:: Data under study ::

....

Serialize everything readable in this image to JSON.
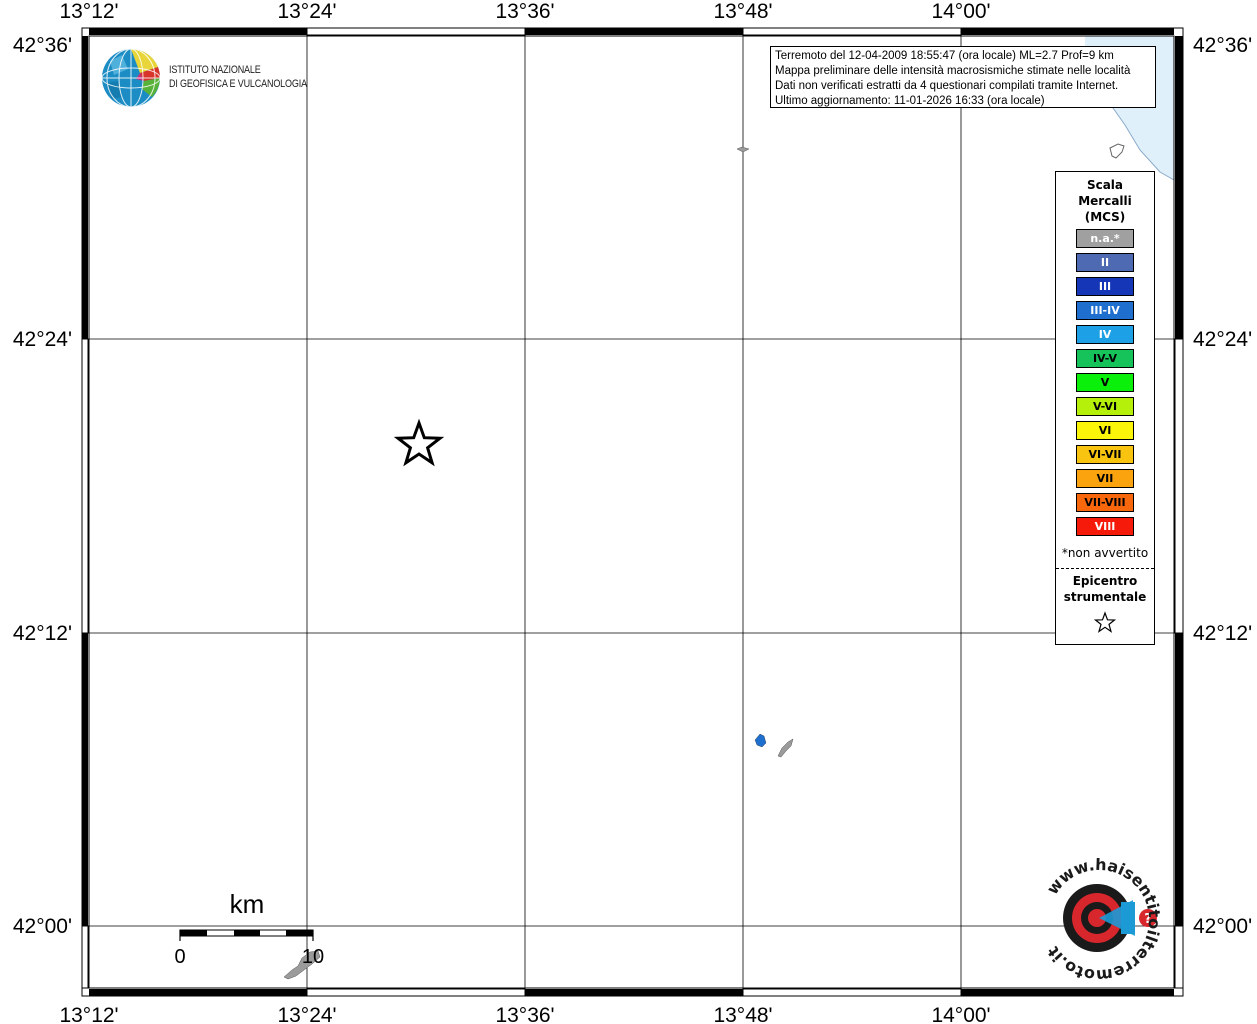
{
  "map": {
    "longitude_labels": [
      "13°12'",
      "13°24'",
      "13°36'",
      "13°48'",
      "14°00'"
    ],
    "latitude_labels": [
      "42°36'",
      "42°24'",
      "42°12'",
      "42°00'"
    ],
    "colors": {
      "sea": "#dff0fb",
      "land": "#ffffff",
      "epicenter_star": "#000000"
    },
    "epicenter": {
      "symbol": "star-icon"
    },
    "reported_localities": [
      {
        "intensity": "III-IV",
        "color": "#1f6fcf"
      },
      {
        "intensity": "n.a.*",
        "color": "#9b9b9b"
      }
    ]
  },
  "info_box": {
    "lines": [
      "Terremoto del 12-04-2009 18:55:47 (ora locale) ML=2.7 Prof=9 km",
      "Mappa preliminare delle intensità macrosismiche stimate nelle località",
      "Dati non verificati estratti da 4 questionari compilati tramite Internet.",
      "Ultimo aggiornamento: 11-01-2026 16:33 (ora locale)"
    ]
  },
  "legend": {
    "title_lines": [
      "Scala",
      "Mercalli",
      "(MCS)"
    ],
    "items": [
      {
        "label": "n.a.*",
        "color": "#a0a0a0",
        "text_color": "light"
      },
      {
        "label": "II",
        "color": "#4d6ab3",
        "text_color": "light"
      },
      {
        "label": "III",
        "color": "#1636b8",
        "text_color": "light"
      },
      {
        "label": "III-IV",
        "color": "#1f6fcf",
        "text_color": "light"
      },
      {
        "label": "IV",
        "color": "#1ea0e6",
        "text_color": "light"
      },
      {
        "label": "IV-V",
        "color": "#16c25a",
        "text_color": "dark"
      },
      {
        "label": "V",
        "color": "#0af00a",
        "text_color": "dark"
      },
      {
        "label": "V-VI",
        "color": "#b5f00a",
        "text_color": "dark"
      },
      {
        "label": "VI",
        "color": "#fbf50a",
        "text_color": "dark"
      },
      {
        "label": "VI-VII",
        "color": "#f9c40f",
        "text_color": "dark"
      },
      {
        "label": "VII",
        "color": "#faa30f",
        "text_color": "dark"
      },
      {
        "label": "VII-VIII",
        "color": "#f8670c",
        "text_color": "dark"
      },
      {
        "label": "VIII",
        "color": "#f51a0a",
        "text_color": "light"
      }
    ],
    "note": "*non avvertito",
    "epicenter_label_lines": [
      "Epicentro",
      "strumentale"
    ]
  },
  "logos": {
    "ingv_lines": [
      "ISTITUTO NAZIONALE",
      "DI GEOFISICA E VULCANOLOGIA"
    ],
    "haisentito_text": "www.haisentitoilterremoto.it",
    "haisentito_mark": "?"
  },
  "scale_bar": {
    "unit": "km",
    "tick_labels": [
      "0",
      "10"
    ]
  }
}
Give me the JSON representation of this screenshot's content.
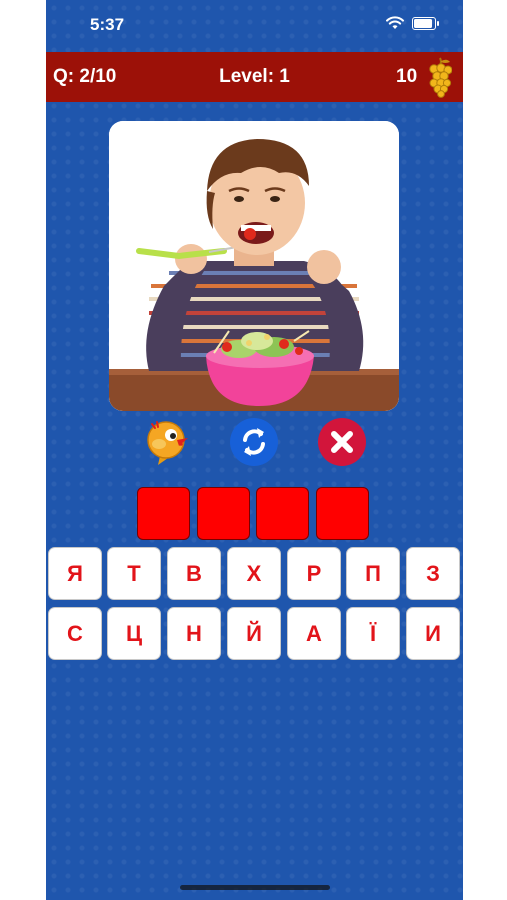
{
  "status": {
    "time": "5:37"
  },
  "header": {
    "question": "Q: 2/10",
    "level": "Level: 1",
    "coins": "10"
  },
  "icons": {
    "grapes": "grapes-icon",
    "hint": "bird-hint-icon",
    "shuffle": "refresh-icon",
    "clear": "close-icon"
  },
  "answer": {
    "slots": [
      "",
      "",
      "",
      ""
    ]
  },
  "keyboard": {
    "row1": [
      "Я",
      "Т",
      "В",
      "Х",
      "Р",
      "П",
      "З"
    ],
    "row2": [
      "С",
      "Ц",
      "Н",
      "Й",
      "А",
      "Ї",
      "И"
    ]
  },
  "colors": {
    "background": "#1f56ad",
    "header": "#9c1108",
    "slot": "#ff0000",
    "key_text": "#e2141a"
  }
}
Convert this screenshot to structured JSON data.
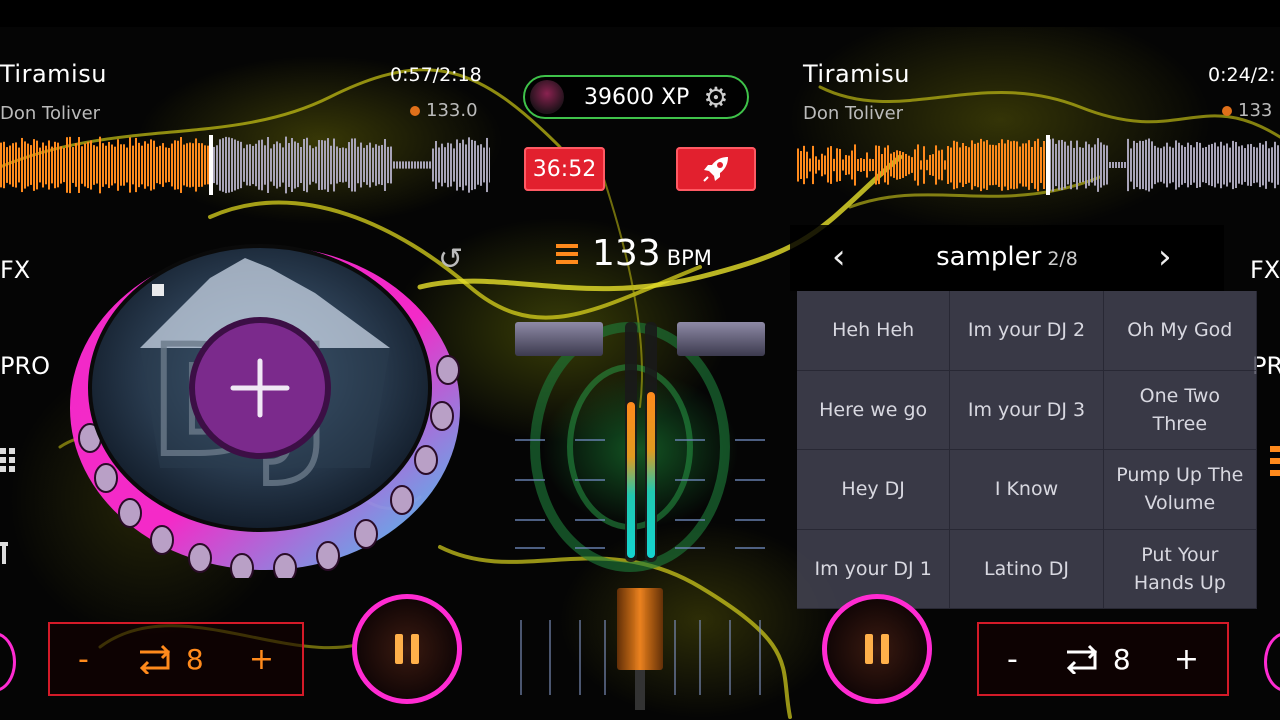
{
  "left_deck": {
    "title": "Tiramisu",
    "artist": "Don Toliver",
    "time": "0:57/2:18",
    "bpm": "133.0",
    "fx_label": "FX",
    "pro_label": "PRO",
    "loop_minus": "-",
    "loop_value": "8",
    "loop_plus": "+",
    "progress": 0.43
  },
  "right_deck": {
    "title": "Tiramisu",
    "artist": "Don Toliver",
    "time": "0:24/2:",
    "bpm": "133",
    "fx_label": "FX",
    "pro_label": "PR",
    "loop_minus": "-",
    "loop_value": "8",
    "loop_plus": "+",
    "progress": 0.52
  },
  "header": {
    "xp": "39600 XP",
    "timer": "36:52"
  },
  "mixer": {
    "bpm_value": "133",
    "bpm_unit": "BPM"
  },
  "sampler": {
    "title": "sampler",
    "page": "2/8",
    "pads": [
      "Heh Heh",
      "Im your DJ 2",
      "Oh My God",
      "Here we go",
      "Im your DJ 3",
      "One Two Three",
      "Hey DJ",
      "I Know",
      "Pump Up The Volume",
      "Im your DJ 1",
      "Latino DJ",
      "Put Your Hands Up"
    ]
  },
  "icons": {
    "settings": "gear-icon",
    "boost": "rocket-icon",
    "add_track": "plus-icon",
    "loop": "loop-icon",
    "pause": "pause-icon",
    "menu": "menu-icon",
    "undo": "undo-icon"
  },
  "colors": {
    "accent_orange": "#ff8a1c",
    "accent_magenta": "#ff2bd2",
    "accent_red": "#e2202e",
    "xp_green": "#3fc24a"
  }
}
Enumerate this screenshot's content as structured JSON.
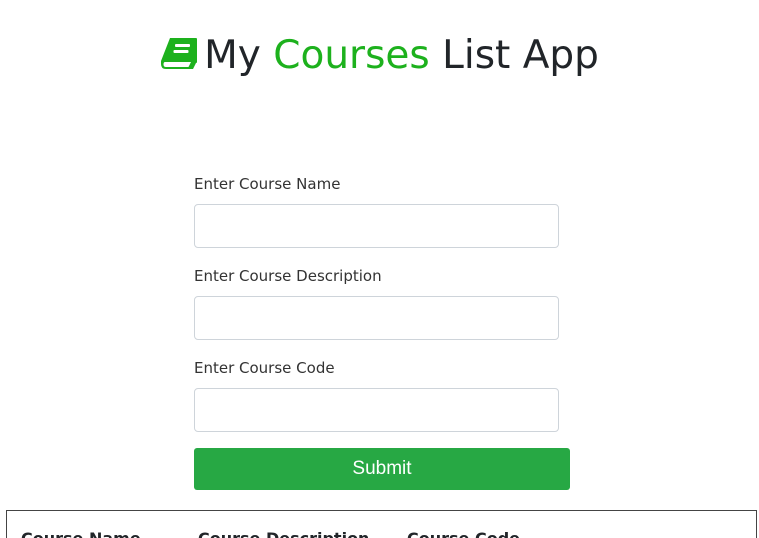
{
  "header": {
    "icon": "book-icon",
    "title_prefix": "My",
    "title_accent": "Courses",
    "title_suffix": "List App",
    "accent_color": "#1db11d"
  },
  "form": {
    "course_name": {
      "label": "Enter Course Name",
      "value": "",
      "placeholder": ""
    },
    "course_description": {
      "label": "Enter Course Description",
      "value": "",
      "placeholder": ""
    },
    "course_code": {
      "label": "Enter Course Code",
      "value": "",
      "placeholder": ""
    },
    "submit_label": "Submit",
    "submit_color": "#27a844"
  },
  "table": {
    "columns": [
      "Course Name",
      "Course Description",
      "Course Code"
    ]
  }
}
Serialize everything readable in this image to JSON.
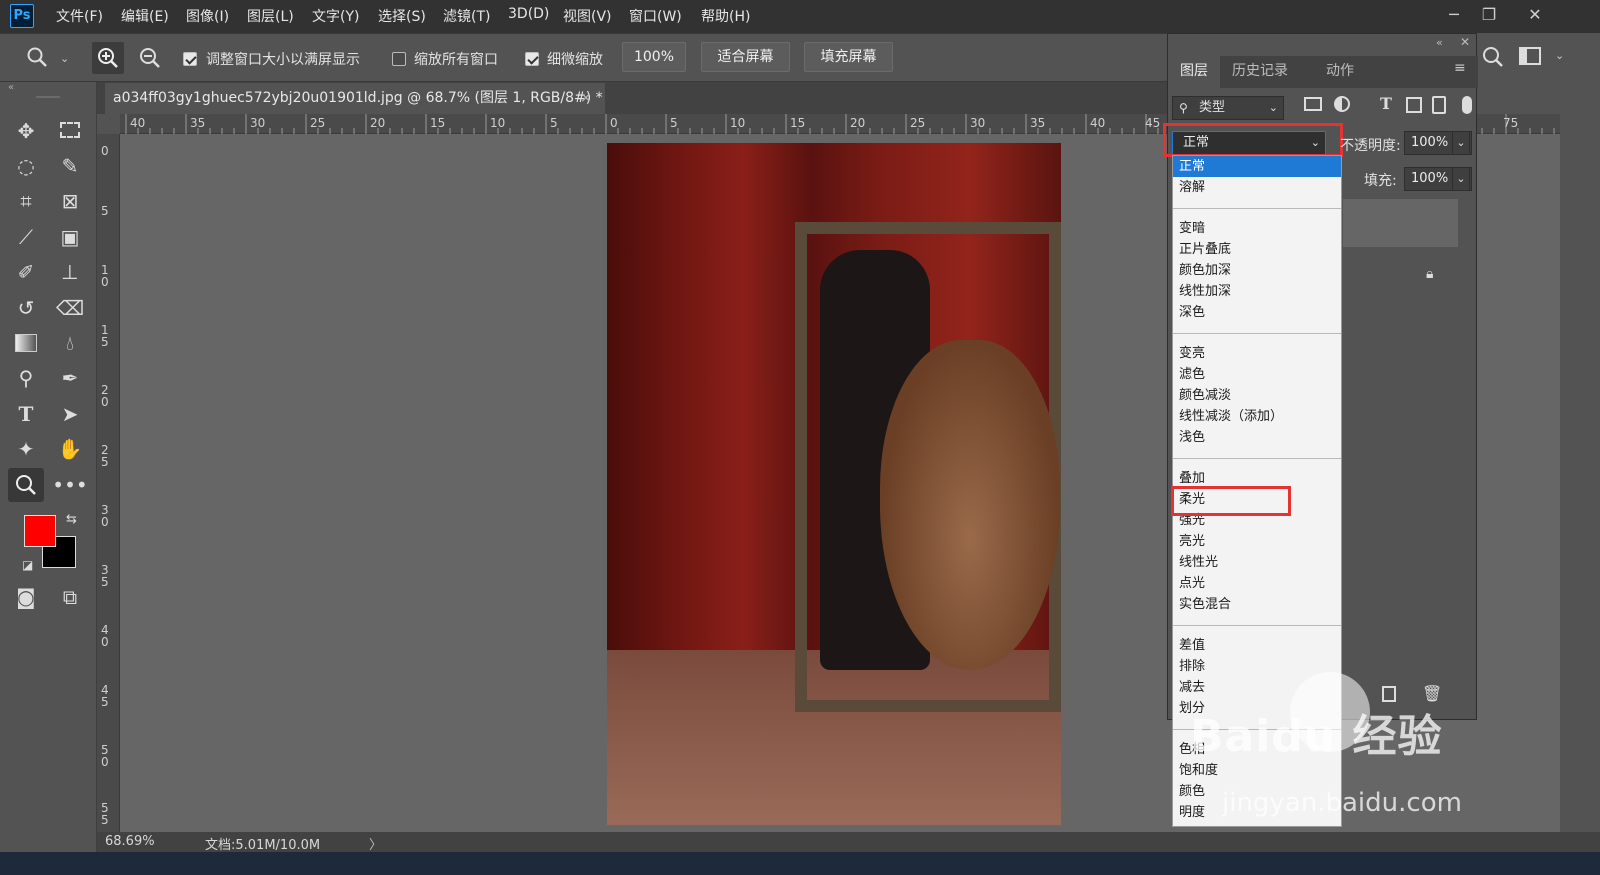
{
  "app": {
    "logo": "Ps"
  },
  "menu": [
    "文件(F)",
    "编辑(E)",
    "图像(I)",
    "图层(L)",
    "文字(Y)",
    "选择(S)",
    "滤镜(T)",
    "3D(D)",
    "视图(V)",
    "窗口(W)",
    "帮助(H)"
  ],
  "window_controls": {
    "minimize": "─",
    "restore": "❐",
    "close": "✕"
  },
  "options": {
    "resize_windows_label": "调整窗口大小以满屏显示",
    "resize_windows_checked": true,
    "zoom_all_label": "缩放所有窗口",
    "zoom_all_checked": false,
    "scrubby_label": "细微缩放",
    "scrubby_checked": true,
    "zoom_value": "100%",
    "fit_screen": "适合屏幕",
    "fill_screen": "填充屏幕"
  },
  "document": {
    "tab_title": "a034ff03gy1ghuec572ybj20u01901ld.jpg @ 68.7% (图层 1, RGB/8#) *",
    "close": "×"
  },
  "ruler_h": [
    "40",
    "35",
    "30",
    "25",
    "20",
    "15",
    "10",
    "5",
    "0",
    "5",
    "10",
    "15",
    "20",
    "25",
    "30",
    "35",
    "40",
    "45",
    "75"
  ],
  "ruler_v": [
    "0",
    "5",
    "1\n0",
    "1\n5",
    "2\n0",
    "2\n5",
    "3\n0",
    "3\n5",
    "4\n0",
    "4\n5",
    "5\n0",
    "5\n5"
  ],
  "status": {
    "zoom": "68.69%",
    "doc": "文档:5.01M/10.0M",
    "arrow": "〉"
  },
  "colors": {
    "foreground": "#ff0000",
    "background": "#000000",
    "highlight": "#e33333",
    "selection": "#1f7ad6"
  },
  "layers_panel": {
    "tabs": [
      "图层",
      "历史记录",
      "动作"
    ],
    "filter_label": "类型",
    "blend_mode": "正常",
    "opacity_label": "不透明度:",
    "opacity_value": "100%",
    "fill_label": "填充:",
    "fill_value": "100%"
  },
  "blend_modes": [
    [
      "正常",
      "溶解"
    ],
    [
      "变暗",
      "正片叠底",
      "颜色加深",
      "线性加深",
      "深色"
    ],
    [
      "变亮",
      "滤色",
      "颜色减淡",
      "线性减淡（添加）",
      "浅色"
    ],
    [
      "叠加",
      "柔光",
      "强光",
      "亮光",
      "线性光",
      "点光",
      "实色混合"
    ],
    [
      "差值",
      "排除",
      "减去",
      "划分"
    ],
    [
      "色相",
      "饱和度",
      "颜色",
      "明度"
    ]
  ],
  "watermark": {
    "brand": "Baidu 经验",
    "url": "jingyan.baidu.com"
  }
}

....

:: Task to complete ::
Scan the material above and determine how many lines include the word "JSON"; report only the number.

:: Solution for this exercise ::
5